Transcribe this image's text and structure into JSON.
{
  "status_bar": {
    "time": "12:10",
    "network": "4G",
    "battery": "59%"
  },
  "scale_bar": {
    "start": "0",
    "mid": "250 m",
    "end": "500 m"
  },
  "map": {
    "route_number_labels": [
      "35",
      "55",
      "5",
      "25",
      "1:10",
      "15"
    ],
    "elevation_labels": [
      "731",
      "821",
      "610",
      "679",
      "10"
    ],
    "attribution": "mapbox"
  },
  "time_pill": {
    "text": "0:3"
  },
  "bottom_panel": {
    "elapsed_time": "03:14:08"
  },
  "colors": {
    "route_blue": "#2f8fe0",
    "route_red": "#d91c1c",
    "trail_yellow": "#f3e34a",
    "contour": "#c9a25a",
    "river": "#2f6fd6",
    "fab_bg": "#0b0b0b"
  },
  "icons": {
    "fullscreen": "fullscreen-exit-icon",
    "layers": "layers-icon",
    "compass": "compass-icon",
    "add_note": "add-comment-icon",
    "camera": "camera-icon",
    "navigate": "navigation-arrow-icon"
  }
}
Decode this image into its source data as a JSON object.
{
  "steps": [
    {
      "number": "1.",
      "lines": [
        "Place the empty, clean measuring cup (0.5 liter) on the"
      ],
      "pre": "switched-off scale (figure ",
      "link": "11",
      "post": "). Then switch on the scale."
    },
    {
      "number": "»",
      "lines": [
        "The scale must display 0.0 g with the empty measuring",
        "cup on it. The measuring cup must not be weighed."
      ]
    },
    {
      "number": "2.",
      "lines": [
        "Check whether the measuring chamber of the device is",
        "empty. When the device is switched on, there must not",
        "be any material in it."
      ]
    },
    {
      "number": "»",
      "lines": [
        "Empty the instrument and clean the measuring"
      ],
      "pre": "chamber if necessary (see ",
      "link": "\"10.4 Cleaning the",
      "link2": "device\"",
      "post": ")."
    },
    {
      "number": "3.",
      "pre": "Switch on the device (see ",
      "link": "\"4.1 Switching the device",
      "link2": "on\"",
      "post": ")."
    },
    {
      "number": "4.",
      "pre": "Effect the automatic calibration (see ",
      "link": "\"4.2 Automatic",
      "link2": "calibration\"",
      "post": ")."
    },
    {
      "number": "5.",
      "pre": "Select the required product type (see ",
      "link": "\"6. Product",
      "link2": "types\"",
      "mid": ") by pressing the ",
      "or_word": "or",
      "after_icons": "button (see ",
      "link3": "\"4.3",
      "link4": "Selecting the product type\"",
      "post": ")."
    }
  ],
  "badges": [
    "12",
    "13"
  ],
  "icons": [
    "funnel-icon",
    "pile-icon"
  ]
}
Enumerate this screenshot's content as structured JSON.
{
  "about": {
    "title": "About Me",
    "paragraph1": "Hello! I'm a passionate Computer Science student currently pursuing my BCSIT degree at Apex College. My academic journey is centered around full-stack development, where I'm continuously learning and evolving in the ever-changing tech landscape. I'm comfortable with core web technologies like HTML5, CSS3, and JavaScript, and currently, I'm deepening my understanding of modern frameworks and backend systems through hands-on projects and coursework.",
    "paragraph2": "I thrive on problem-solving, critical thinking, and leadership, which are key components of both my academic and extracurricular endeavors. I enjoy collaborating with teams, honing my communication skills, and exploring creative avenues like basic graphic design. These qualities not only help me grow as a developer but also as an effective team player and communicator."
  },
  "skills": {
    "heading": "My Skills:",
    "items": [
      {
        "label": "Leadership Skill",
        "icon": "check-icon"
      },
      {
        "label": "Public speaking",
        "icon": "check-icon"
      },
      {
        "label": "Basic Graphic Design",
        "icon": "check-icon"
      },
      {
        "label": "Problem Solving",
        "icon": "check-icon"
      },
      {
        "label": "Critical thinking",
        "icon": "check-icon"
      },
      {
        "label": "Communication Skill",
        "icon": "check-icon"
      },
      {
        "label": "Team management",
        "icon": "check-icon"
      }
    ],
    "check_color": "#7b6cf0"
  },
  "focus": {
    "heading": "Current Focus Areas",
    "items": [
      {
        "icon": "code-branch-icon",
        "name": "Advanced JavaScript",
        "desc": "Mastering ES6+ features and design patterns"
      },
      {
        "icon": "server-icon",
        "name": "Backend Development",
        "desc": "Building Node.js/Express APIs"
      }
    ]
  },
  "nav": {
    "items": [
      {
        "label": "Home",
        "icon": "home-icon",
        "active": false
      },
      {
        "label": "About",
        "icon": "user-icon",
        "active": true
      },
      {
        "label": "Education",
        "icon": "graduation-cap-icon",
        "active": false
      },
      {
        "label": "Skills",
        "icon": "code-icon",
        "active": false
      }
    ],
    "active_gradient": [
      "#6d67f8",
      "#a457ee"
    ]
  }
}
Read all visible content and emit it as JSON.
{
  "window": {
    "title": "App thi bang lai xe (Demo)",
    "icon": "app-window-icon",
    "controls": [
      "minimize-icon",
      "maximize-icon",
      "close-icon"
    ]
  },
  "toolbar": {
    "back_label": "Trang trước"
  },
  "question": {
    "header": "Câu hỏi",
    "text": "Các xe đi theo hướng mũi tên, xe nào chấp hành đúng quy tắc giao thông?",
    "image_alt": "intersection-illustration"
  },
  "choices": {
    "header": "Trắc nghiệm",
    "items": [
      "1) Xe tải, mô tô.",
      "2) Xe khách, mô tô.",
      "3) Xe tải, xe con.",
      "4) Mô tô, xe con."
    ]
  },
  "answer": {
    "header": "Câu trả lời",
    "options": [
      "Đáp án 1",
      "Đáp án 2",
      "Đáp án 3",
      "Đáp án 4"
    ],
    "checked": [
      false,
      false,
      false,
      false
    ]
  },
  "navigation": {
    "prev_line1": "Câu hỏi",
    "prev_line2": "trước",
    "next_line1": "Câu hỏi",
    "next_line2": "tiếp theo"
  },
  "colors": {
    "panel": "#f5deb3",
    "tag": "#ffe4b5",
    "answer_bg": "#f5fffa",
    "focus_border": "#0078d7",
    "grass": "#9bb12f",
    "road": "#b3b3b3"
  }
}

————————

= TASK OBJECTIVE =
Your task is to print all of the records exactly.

= ANSWER TO THIS EXERCISE =
Transcribe this image's text and structure into JSON.
{
  "status_bar": {
    "time": "12:10",
    "network": "4G",
    "battery": "59%"
  },
  "scale_bar": {
    "start": "0",
    "mid": "250 m",
    "end": "500 m"
  },
  "map": {
    "route_number_labels": [
      "35",
      "55",
      "5",
      "25",
      "1:10",
      "15"
    ],
    "elevation_labels": [
      "731",
      "821",
      "610",
      "679",
      "10"
    ],
    "attribution": "mapbox"
  },
  "time_pill": {
    "text": "0:3"
  },
  "bottom_panel": {
    "elapsed_time": "03:14:08"
  },
  "colors": {
    "route_blue": "#2f8fe0",
    "route_red": "#d91c1c",
    "trail_yellow": "#f3e34a",
    "contour": "#c9a25a",
    "river": "#2f6fd6",
    "fab_bg": "#0b0b0b"
  },
  "icons": {
    "fullscreen": "fullscreen-exit-icon",
    "layers": "layers-icon",
    "compass": "compass-icon",
    "add_note": "add-comment-icon",
    "camera": "camera-icon",
    "navigate": "navigation-arrow-icon"
  }
}
Decode this image into its source data as a JSON object.
{
  "steps": [
    {
      "number": "1.",
      "lines": [
        "Place the empty, clean measuring cup (0.5 liter) on the"
      ],
      "pre": "switched-off scale (figure ",
      "link": "11",
      "post": "). Then switch on the scale."
    },
    {
      "number": "»",
      "lines": [
        "The scale must display 0.0 g with the empty measuring",
        "cup on it. The measuring cup must not be weighed."
      ]
    },
    {
      "number": "2.",
      "lines": [
        "Check whether the measuring chamber of the device is",
        "empty. When the device is switched on, there must not",
        "be any material in it."
      ]
    },
    {
      "number": "»",
      "lines": [
        "Empty the instrument and clean the measuring"
      ],
      "pre": "chamber if necessary (see ",
      "link": "\"10.4 Cleaning the",
      "link2": "device\"",
      "post": ")."
    },
    {
      "number": "3.",
      "pre": "Switch on the device (see ",
      "link": "\"4.1 Switching the device",
      "link2": "on\"",
      "post": ")."
    },
    {
      "number": "4.",
      "pre": "Effect the automatic calibration (see ",
      "link": "\"4.2 Automatic",
      "link2": "calibration\"",
      "post": ")."
    },
    {
      "number": "5.",
      "pre": "Select the required product type (see ",
      "link": "\"6. Product",
      "link2": "types\"",
      "mid": ") by pressing the ",
      "or_word": "or",
      "after_icons": "button (see ",
      "link3": "\"4.3",
      "link4": "Selecting the product type\"",
      "post": ")."
    }
  ],
  "badges": [
    "12",
    "13"
  ],
  "icons": [
    "funnel-icon",
    "pile-icon"
  ]
}
Enumerate this screenshot's content as structured JSON.
{
  "about": {
    "title": "About Me",
    "paragraph1": "Hello! I'm a passionate Computer Science student currently pursuing my BCSIT degree at Apex College. My academic journey is centered around full-stack development, where I'm continuously learning and evolving in the ever-changing tech landscape. I'm comfortable with core web technologies like HTML5, CSS3, and JavaScript, and currently, I'm deepening my understanding of modern frameworks and backend systems through hands-on projects and coursework.",
    "paragraph2": "I thrive on problem-solving, critical thinking, and leadership, which are key components of both my academic and extracurricular endeavors. I enjoy collaborating with teams, honing my communication skills, and exploring creative avenues like basic graphic design. These qualities not only help me grow as a developer but also as an effective team player and communicator."
  },
  "skills": {
    "heading": "My Skills:",
    "items": [
      {
        "label": "Leadership Skill",
        "icon": "check-icon"
      },
      {
        "label": "Public speaking",
        "icon": "check-icon"
      },
      {
        "label": "Basic Graphic Design",
        "icon": "check-icon"
      },
      {
        "label": "Problem Solving",
        "icon": "check-icon"
      },
      {
        "label": "Critical thinking",
        "icon": "check-icon"
      },
      {
        "label": "Communication Skill",
        "icon": "check-icon"
      },
      {
        "label": "Team management",
        "icon": "check-icon"
      }
    ],
    "check_color": "#7b6cf0"
  },
  "focus": {
    "heading": "Current Focus Areas",
    "items": [
      {
        "icon": "code-branch-icon",
        "name": "Advanced JavaScript",
        "desc": "Mastering ES6+ features and design patterns"
      },
      {
        "icon": "server-icon",
        "name": "Backend Development",
        "desc": "Building Node.js/Express APIs"
      }
    ]
  },
  "nav": {
    "items": [
      {
        "label": "Home",
        "icon": "home-icon",
        "active": false
      },
      {
        "label": "About",
        "icon": "user-icon",
        "active": true
      },
      {
        "label": "Education",
        "icon": "graduation-cap-icon",
        "active": false
      },
      {
        "label": "Skills",
        "icon": "code-icon",
        "active": false
      }
    ],
    "active_gradient": [
      "#6d67f8",
      "#a457ee"
    ]
  }
}
Read all visible content and emit it as JSON.
{
  "window": {
    "title": "App thi bang lai xe (Demo)",
    "icon": "app-window-icon",
    "controls": [
      "minimize-icon",
      "maximize-icon",
      "close-icon"
    ]
  },
  "toolbar": {
    "back_label": "Trang trước"
  },
  "question": {
    "header": "Câu hỏi",
    "text": "Các xe đi theo hướng mũi tên, xe nào chấp hành đúng quy tắc giao thông?",
    "image_alt": "intersection-illustration"
  },
  "choices": {
    "header": "Trắc nghiệm",
    "items": [
      "1) Xe tải, mô tô.",
      "2) Xe khách, mô tô.",
      "3) Xe tải, xe con.",
      "4) Mô tô, xe con."
    ]
  },
  "answer": {
    "header": "Câu trả lời",
    "options": [
      "Đáp án 1",
      "Đáp án 2",
      "Đáp án 3",
      "Đáp án 4"
    ],
    "checked": [
      false,
      false,
      false,
      false
    ]
  },
  "navigation": {
    "prev_line1": "Câu hỏi",
    "prev_line2": "trước",
    "next_line1": "Câu hỏi",
    "next_line2": "tiếp theo"
  },
  "colors": {
    "panel": "#f5deb3",
    "tag": "#ffe4b5",
    "answer_bg": "#f5fffa",
    "focus_border": "#0078d7",
    "grass": "#9bb12f",
    "road": "#b3b3b3"
  }
}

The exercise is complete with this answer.